Except for the fact that I was busy with a Round-the-World trip, comprising of very many flights, I was standing on that pristine white limestone and became acutely aware that I was leaving a very real footprint with every step I took.
In the village-sized world we live in, where reaching the far-flung corners of the earth has become as easy as a plane, a train and a boat ride away, how much right do I have to travel to these places, gasp in awe and wonder for a day or two, and continue on my merry way? Except for the little bit of money I may have injected into the local economy, can I say, at any level, that I have made a contribution, or was everything on my side just consumption?
In Simon Usborne’s article on world heritage sites he talks about the influx of tourists to places locals were hardly aware of; the wear and tear of millions of feet passing through; the looting of artefacts; the urbanisation of surrounding areas. Then we haven’t even mentioned pollution; the consumption of resources untouched by locals; the drinking and discarding of countless bottles of water; the stress on the environment; the corruption of local customs and beliefs through the influence of tourists and travellers – the list can go on and on.
Maybe that is the travellers dilemma. Many of these places depend on the income derived from tourists while tourists also contribute to the destruction, albeit sometimes gradual, of these places.
Real understanding though, comes from intimate knowledge and, just as much as travelling breaks down cultural barriers and preconceptions, just as much a love for nature comes from a closeness thereto.
The first time I came to Sedgefield was in 1990. I just finished high school and, although I have dipped my feet in the icy waters of Bloubergstrand, I can’t say that I have had any real knowledge of the ocean.
At the time I was part of Die Voortrekkers, an Afrikaner youth group similar to the Scouts. It was the first year they had a sea camp for kids living in the Transvaal (now Gauteng) and we, a group of youth leaders, were doing a training course in survival on water.
I will always remember walking over the dune between Swartvlei caravan park and the ocean. A berg wind was blowing and I lost my heart! There was a little house on the crest of that dune and I decided then and there I want to live here – one day.

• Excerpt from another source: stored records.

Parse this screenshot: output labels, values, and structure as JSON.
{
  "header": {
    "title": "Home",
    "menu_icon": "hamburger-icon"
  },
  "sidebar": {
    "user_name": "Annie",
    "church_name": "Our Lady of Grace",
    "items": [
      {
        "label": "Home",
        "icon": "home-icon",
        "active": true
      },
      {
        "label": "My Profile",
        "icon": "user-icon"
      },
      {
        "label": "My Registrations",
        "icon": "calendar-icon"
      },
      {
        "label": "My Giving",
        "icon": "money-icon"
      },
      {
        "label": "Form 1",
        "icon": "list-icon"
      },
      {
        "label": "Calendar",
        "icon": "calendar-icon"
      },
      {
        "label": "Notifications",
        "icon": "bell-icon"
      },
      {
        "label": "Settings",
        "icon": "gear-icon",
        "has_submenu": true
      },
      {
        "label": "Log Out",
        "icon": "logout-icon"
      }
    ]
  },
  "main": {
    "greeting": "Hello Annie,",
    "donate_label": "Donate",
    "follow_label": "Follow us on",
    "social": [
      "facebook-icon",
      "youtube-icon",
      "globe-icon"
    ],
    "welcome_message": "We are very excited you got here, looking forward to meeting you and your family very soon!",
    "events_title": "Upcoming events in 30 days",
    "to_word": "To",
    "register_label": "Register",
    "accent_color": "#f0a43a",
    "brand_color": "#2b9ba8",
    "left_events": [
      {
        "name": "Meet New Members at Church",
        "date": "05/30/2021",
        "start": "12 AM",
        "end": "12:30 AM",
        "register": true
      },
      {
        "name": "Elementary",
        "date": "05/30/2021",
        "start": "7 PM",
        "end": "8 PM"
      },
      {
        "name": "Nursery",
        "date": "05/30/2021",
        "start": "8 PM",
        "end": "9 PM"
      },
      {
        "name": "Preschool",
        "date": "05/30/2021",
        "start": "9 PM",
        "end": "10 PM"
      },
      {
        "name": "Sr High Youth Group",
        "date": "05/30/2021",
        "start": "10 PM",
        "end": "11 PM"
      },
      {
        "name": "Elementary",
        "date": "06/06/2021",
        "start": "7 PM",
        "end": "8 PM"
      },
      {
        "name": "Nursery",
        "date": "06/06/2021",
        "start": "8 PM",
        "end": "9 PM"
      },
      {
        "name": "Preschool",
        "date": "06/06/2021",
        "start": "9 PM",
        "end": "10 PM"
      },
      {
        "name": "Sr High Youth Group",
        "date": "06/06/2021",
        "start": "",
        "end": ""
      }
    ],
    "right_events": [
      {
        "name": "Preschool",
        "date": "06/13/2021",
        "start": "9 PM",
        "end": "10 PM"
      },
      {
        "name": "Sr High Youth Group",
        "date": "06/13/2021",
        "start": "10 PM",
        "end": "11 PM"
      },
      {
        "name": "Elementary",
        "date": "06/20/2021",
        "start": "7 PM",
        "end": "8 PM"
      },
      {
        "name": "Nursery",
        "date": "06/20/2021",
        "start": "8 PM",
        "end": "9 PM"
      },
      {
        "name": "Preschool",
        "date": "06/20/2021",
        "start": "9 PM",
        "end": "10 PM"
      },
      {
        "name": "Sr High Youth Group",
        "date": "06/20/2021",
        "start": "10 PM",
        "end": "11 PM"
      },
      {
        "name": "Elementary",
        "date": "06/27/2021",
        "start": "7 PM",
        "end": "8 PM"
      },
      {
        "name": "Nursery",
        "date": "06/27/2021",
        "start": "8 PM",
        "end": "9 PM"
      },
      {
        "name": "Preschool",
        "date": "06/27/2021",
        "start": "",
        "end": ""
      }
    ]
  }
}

The years rolled by and I haven’t been back to Sedgefield till a road trip in 2008 with one of my best friends. Of course I included what have remained, even after many travels through the known world, my favourite place. Countless times I gushed about the rock pools filled with sea life and am unable to describe how I felt when Ravi and I made our way out to Gericke’s point. Where did they go? Where were all the sea stars and the octopuses and the anemones? In comparison with the teeming life of 1990 the pools were dead and devoid!
A couple of weeks ago Jo, a friend who recently moved to the Garden Route, mentioned the wonderful sea life in the rock pools at Gericke’s. In an off the cuff remark local guide and lover of nature, Mark, commented that it is a wonder after the Voortrekkers were here (the camp takes place during the July winter holidays).
What a punch to the gut! I was immediately transported to that camp. A camp specifically designed to teach children – many who may never have had the opportunity otherwise – to respect, appreciate and grow to love this indescribably wonderful part of creation. Yet, by the process of collecting samples and specimens for the camp aquarium, harvesting and plundering the very thing they want to preserve.
As in that moment in Pamukkale, I was suddenly overwhelmed by the fact that I, without a shadow of doubt, contributed to the destruction of life at Gericke’s point.
In that moment I was overcome with the responsibility we have to leave a legacy, not only for our children, but to leave a legacy in our children. A legacy not through words but through the very example of our lives. A legacy to observe rather than obtain, to contribute rather than consume and to walk ever more lightly on this earth, for what we have is finite and, once we have plucked all the sea stars, there will be no more.